- Raise Equity in the Capital Market
- Stock Markets to Float Your Company
- Companies from the United States
- Issue Debt to Raise Capital
- Recommended Corporate Structures
- Investment Documents
Business plans, pitch decks and memorandum documents are the foundations of building a successful business. By using these plans appropriately to attract investors, a company can move and grow quickly into new geographies and new business areas. Fundamentally, these documents are important to gain enthusiasm, trust and respect from investors that are interested in an offering, which is why at Swordblade, we have developed a bespoke system to ensure that our clients demonstrate excellent credentials to investors, to encourage long term growth and develop roadmaps to future success as a result.
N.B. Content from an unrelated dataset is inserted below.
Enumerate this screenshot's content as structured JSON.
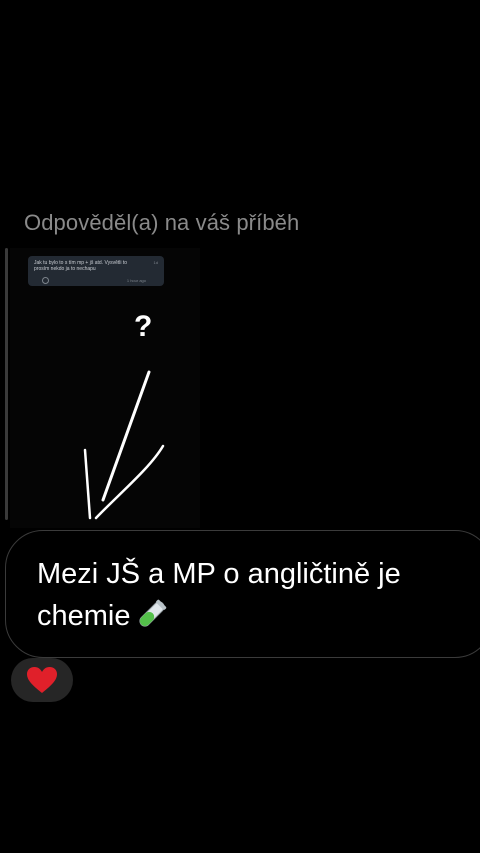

Investor business plans are the main document that investors will consult when deciding whether to invest in a company or not, based on the fundamentals presented within the document. These are plans which are distributed as part of the fundraising process, to give investors confidence in the company they are investing in, and therefore to encourage more investors to bring funds to the table as part of the process.
A pitch deck is a showcase, usually for investors early in a start-up, which consists of several slides and infographics, showcasing a company’s technology, products, methods, and concepts with investors to attract attention and enthusiasm. The pitch deck would also usually showcase the team behind the idea, and in this sense would be light on more in-depth, statistical data which investors would eventually use to make a decision – the pitch deck is all about first impressions.
Memorandums, or information memorandums, or Private Placement Memorandums, are documents that are used to raise funds for companies. The memorandum document is produced prior to a sale, equity or bond float, to be distributed to prospective buyers – including detailed information about how a company operates, what is sold, the services offered.
Valuations are the hallmark of going public. At Swordblade, we are proponents of the DCF method of valuing a company, due to the detailed information that it provides both directors and investors in the company. DCF, or Discounted Cash Flow, is a methodology that takes into account cashflow in order to evaluate the current and future valuations of a company. This analysis, and other methods, are all provided as a service at Swordblade, and you can find our DCF calculator here. Full DCF valuation documents are curated in cooperation with our colleagues at Cambridge Corporate Finance, providing deep analytical insight into a company, alongside a strong valuation that can be used to calculate future performance